NOTE: The Vikings will clearly decline the fifth-year option of wide receiver Laquon Treadwell before the May 2nd deadline. The option would cost the team roughly $9.5 million in 2020.

Possible cap casualties or restructure candidates

The lack of cap space is a major motivator in the Vikings approaching some of their veterans regarding restructuring their contracts. Restructuring a player’s deal generally results in some sort of immediate signing bonus for the player while the majority of their cap hit is spread across the remaining years of the player’s contract. This gives the team immediate cap relief.

The Vikings have utilized this strategy quite often in recent years with players like Latavius MurrayBrian RobisonJarius Wright and Adrian Peterson. This offseason, several players could be asked by the team to re-work their deals, including but limited to:

  • Kyle Rudolph – 29 – TE: $7.625M cap hit – zero dead money = Saves $7.625M
  • Everson Griffen – 31 – DE: $11.9M cap hit – $1.2M dead money = Saves $10.7M
  • Riley Reiff – 30 – LT: $11.7M cap hit – $6.6M dead money = Saves $5.1M
  • Mike Remmers – 29 – OL: $6.35M cap hit – $1.8M dead money = Saves $4.55M
  • Andrew Sendejo – 31 – S: $5.5M cap hit – zero dead money = Saves $5.5M
  • Linval Joseph – 30 – DT: $10.7M cap hit – $3.6M dead money = Saves $7.1M
  • Harrison Smith – 30 – S: $10.75M cap hit – $4M dead money = Saves $6.75M
  • Xavier Rhodes – 28 – CB: $13.4M cap hit – $7.2M dead money = Saves $6.2M

Please note the amount saved is how much cap space the team would receive by cutting the player. The amount saved on a restructure depends on the specific structure that’s agreed upon between the player and team.

Looming extensions?

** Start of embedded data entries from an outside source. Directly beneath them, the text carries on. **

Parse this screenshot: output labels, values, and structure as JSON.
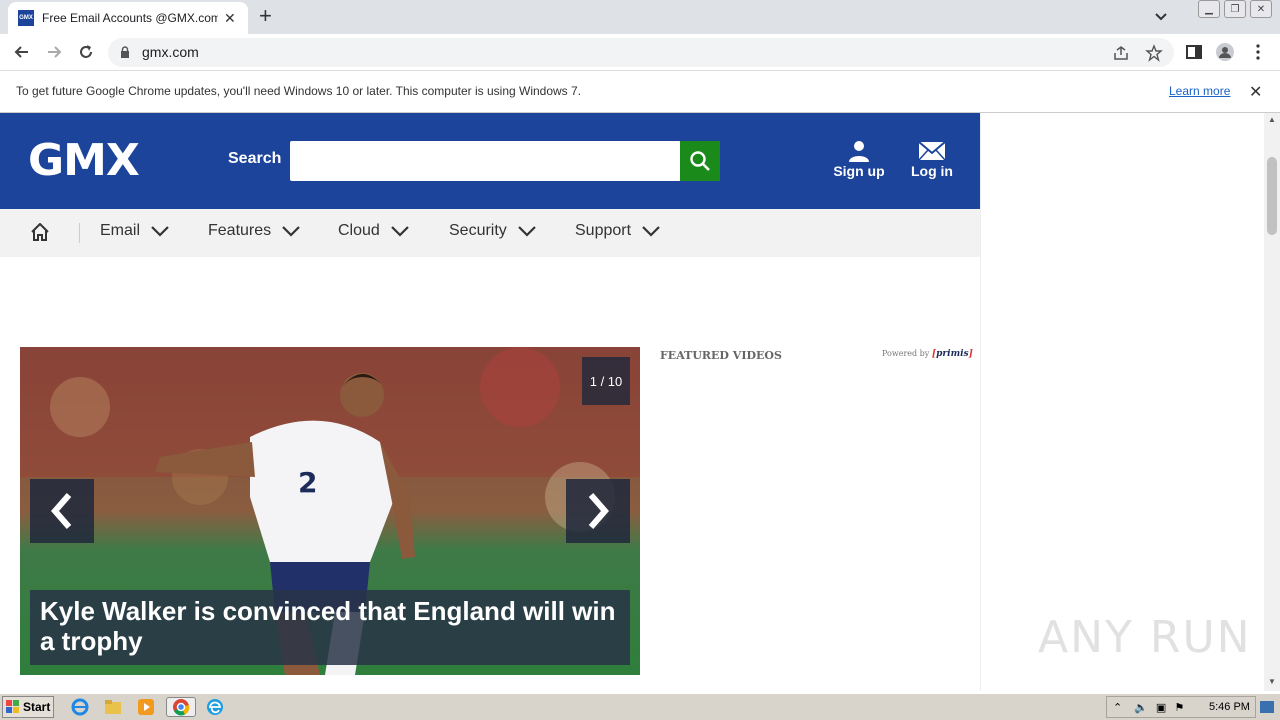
{
  "browser": {
    "tab_title": "Free Email Accounts @GMX.com: Se",
    "tab_favicon_text": "GMX",
    "url": "gmx.com"
  },
  "infobar": {
    "message": "To get future Google Chrome updates, you'll need Windows 10 or later. This computer is using Windows 7.",
    "link": "Learn more"
  },
  "header": {
    "logo": "GMX",
    "search_label": "Search",
    "search_value": "",
    "signup": "Sign up",
    "login": "Log in"
  },
  "nav": {
    "items": [
      {
        "label": "Email"
      },
      {
        "label": "Features"
      },
      {
        "label": "Cloud"
      },
      {
        "label": "Security"
      },
      {
        "label": "Support"
      }
    ]
  },
  "slider": {
    "counter": "1 / 10",
    "caption": "Kyle Walker is convinced that England will win a trophy",
    "jersey_number": "2"
  },
  "sidebar": {
    "featured_title": "FEATURED VIDEOS",
    "powered_by": "Powered by",
    "primis_brand": "primis"
  },
  "watermark": "ANY RUN",
  "taskbar": {
    "start": "Start",
    "clock": "5:46 PM"
  },
  "colors": {
    "brand_blue": "#1c449b",
    "search_green": "#1a8a1a",
    "link_blue": "#1a62c7"
  },
  "icons": [
    "back-icon",
    "forward-icon",
    "reload-icon",
    "lock-icon",
    "share-icon",
    "star-icon",
    "sidepanel-icon",
    "profile-icon",
    "menu-icon",
    "search-icon",
    "user-icon",
    "envelope-icon",
    "home-icon",
    "chevron-down-icon",
    "arrow-left-icon",
    "arrow-right-icon"
  ]
}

The last two years the Vikings have extended Everson Griffen, Xavier Rhodes, Linval JosephDanielle HunterEric Kendricks and Stefon DiggsIs it finally time for Anthony Barr to receive his? And what about 2020 free agents like:

With all the decisions facing the team in the upcoming months, it’s shaping up to be an exciting offseason for the Vikings. What are your thoughts on how the front office should address in-house free agency? Leave your comments below.

Tags
Show More

Sean Borman

Sean Borman is a writer with Minnesota roots that's still somehow an optimist. He was an intern with the Vikings during college and previously wrote for Rant Sports. You can find Sean on the golf course and on Twitter @SeanBoarMan.

Related Articles

5 Comments

  1. This is way above my pay grade. I have no idea what the team should do regarding restructures, cuts, acquisitions etc… All I know is we need to make some changes, and figure out how to keep a bunch of players, without losing others. i don’t know if it can be done where we have our cake and eat it too, but maybe there is a hidden formula the executives can figure out. Its over my head though. I just hope our team plays better next year and we finally win a Super Bowl.

  2. Nice read ~ Its shaping up to be a lot of unknowns ~ Just a gut feeling on my part ~ I don’t believe we will see that many cap casualties ~ As always please remember I know just enough to get us all in trouble ~ LOL

    The OL is something that keeps me wondering ~ Is Easton ready ~ ??? I have no doubt the Vikings know right now ~I had two discs fused and heal just fine in 2 months with no limits ~ I know I don’t play in the NFL ~ I’m just saying the Vikings know right now~

    I do not believe the blocking scheme JDF brought with him fit the talent at hand ~ No one improved outside of O’Neill ~ I believe this is one of the many reasons to hire Kubiak and his boys ~ Just has me wondering how many changes will be made on the OL~ I’m just going to take the wait and see approach ~ We will know more once the finish filling out their coaching staff~

    I don’t know how they are going to do it but I believe they will get done what they want too ~

    1. Totally agree with you about JDF.

      Interesting point about Easton, would be great if he came back to compete for a spot. Sounds like they could “blow things up” on the o-line according to PA.

Make your voice heard!

Close